Artist Reception on Sunday, March 3, 1:00–3:00pm
information provided by South Shore Arts
MUNSTER, Ind. (February 21, 2019) – South Shore Arts presents “Haunts,” the second exhibit in its “Urban Legends” series, now through April 21, 2019, at the Center for Visual & Performing Arts, 1040 Ridge Road, Munster, Indiana.
Curated by South Shore Arts executive director John Cain, “Haunts” features the work of guerilla photographers who have been lured to Gary and other cities to capture the haunting beauty of architectural ruins on the verge of being repurposed as gardens and other public spaces.
Honoring the past
“The impetus for the ‘Urban Legends’ series in general and ‘Haunts’ in particular was my obsession with the past and appreciation for the power of the arts as a means for personal and community transformation,” says Cain.
“By ‘the past’ I mean growing up in Gary.
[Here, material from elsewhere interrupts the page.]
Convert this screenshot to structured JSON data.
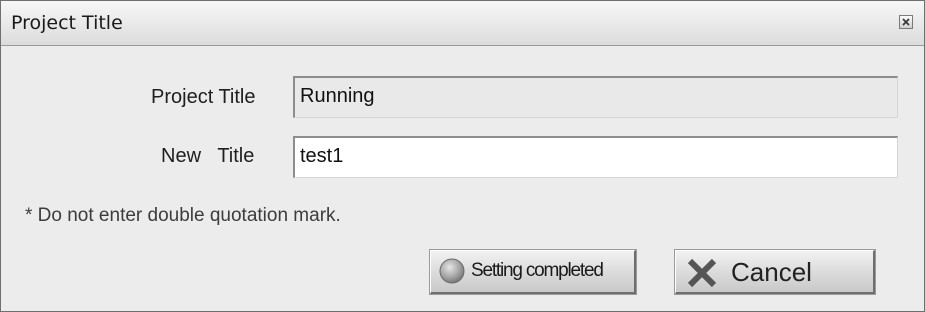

Although my family participated in the great white migration out of the city starting in the late 1960s, I still dream about Gary the way it was. Of course, it wouldn’t look the same today if those great social upheavals hadn’t occurred. Maybe it’s worse, from an architectural perspective at least, that there hasn’t been much new development in Gary for the past 50 years—worse because it makes the decay stand out that much more.”
An opportunity to meet the 14 photographers featured in “Haunts” will be offered at a free Artist Reception on Sunday, March 3, 2019, from 1:00–3:00pm. The exhibit features the photography of Decay Devils Tyrell Anderson and Lori Gonzalez, along with Dennis Crane, Ashley Diener, Joel Henderson, Thomas Hocker, Eric Holubow, Matthew Kaplan, Mike Kinsch, Joey Lax-Salinas, Jamie Link, Larry D. Mickow, Jr., Bob Palmieri, and Guy Rhodes.
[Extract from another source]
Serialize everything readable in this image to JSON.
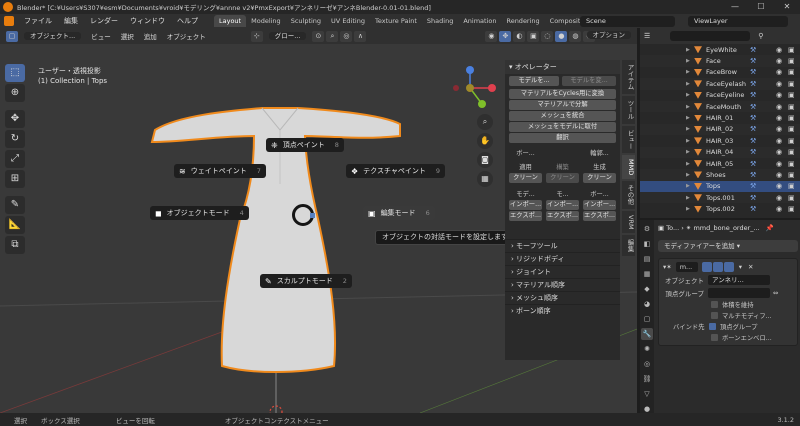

“Gary’s haunts lie dormant near Lake Michigan and the steel mills responsible for their creation, sometimes inhabited by the homeless and visited by curiosity seekers and photographers fascinated by urban ruins,” writes James B. Lane, co-director of the Calumet Regional Archives at Indiana University Northwest, in the exhibit catalogue. “Still eerily beautiful, they are representative of the grand illusions of early 20th-century city builders and symptomatic of a throw-away society with a short historical memory.”
A two-part series
“Urban Legends” is a two-part series of exhibits that showcase artists whose work is sparking new life in old places. The exhibits are being presented at the Center for Visual & Performing Arts over a six-month period followed by subsequent showings at multiple venues in Gary. A combined exhibit catalogue, which documents the work of artists featured in both shows, is a record of the work on display and urban redevelopment projects creating renewal through the arts within and beyond the Calumet Region.
Grants and support
The series has been made possible by grants from the National Endowment for the Arts and the Legacy Foundation, Lake County’s Community Foundation, and Peoples Bank. Additional funding has been provided by Hammond Machine Works, Indiana University Northwest, NIPSCO, and the TIMES Media Company. South Shore Arts programs are provided with support from the Indiana Arts Commission, a state agency, and the National Endowment for the Arts.
Thanks to a special grant from the John S. and James L. Knight Fund at Legacy Foundation, both of the exhibits under the heading of “Urban Legends” are traveling to multiple venues in Gary after they have been presented in Munster. Portions of “Indy Windy: A Love Story,” the first exhibit in the “Urban Legends” series, are currently on view through March 10 in simultaneous presentations at ArtHouse: A Social Kitchen, 411 E. 5th Avenue; the Gary Public Library and Cultural Center, 220 W. 5th Avenue; and the Miller Beach Arts & Creative District’s Marshall J. Gardner Center for the Arts, 540 S. Lake Street.
Urban blight and the subsequent need for regeneration are not unique to Lake County communities. In similar sites across America, art and artists have been utilized as means to stimulate new life. By experiencing the public artwork that Northwest Indiana artists have executed, viewers will better understand how art is being used to create new environments. The images that photographers have captured among urban ruins will shed light on the exciting possibilities that lie ahead for redeveloping seemingly barren places.
Organizers of the “Urban Legends” series hope that the public will gain an increased awareness and understanding of how public art by local artists is improving communities, transforming blighted areas into oases of rebirth for people to use and enjoy.
For further information, contact South Shore Arts exhibitions director Bridget Covert at 219-836-1839, x108, or [email protected].